▸ Aim of the task: Report each line of the entries below that has the word "title" in it.

(Records shown Opens)

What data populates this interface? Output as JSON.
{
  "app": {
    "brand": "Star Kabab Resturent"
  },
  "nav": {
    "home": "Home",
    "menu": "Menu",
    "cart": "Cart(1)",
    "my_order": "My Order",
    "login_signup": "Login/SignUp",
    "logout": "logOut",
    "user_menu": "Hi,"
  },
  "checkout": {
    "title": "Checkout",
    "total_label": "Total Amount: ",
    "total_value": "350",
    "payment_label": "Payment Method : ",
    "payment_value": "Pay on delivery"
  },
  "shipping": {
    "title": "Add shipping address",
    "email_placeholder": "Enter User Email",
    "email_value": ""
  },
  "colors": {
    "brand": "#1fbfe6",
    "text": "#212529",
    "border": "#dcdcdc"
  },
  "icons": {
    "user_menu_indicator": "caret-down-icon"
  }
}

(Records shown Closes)

▸ Answer area:
    "title": "Checkout",
    "title": "Add shipping address",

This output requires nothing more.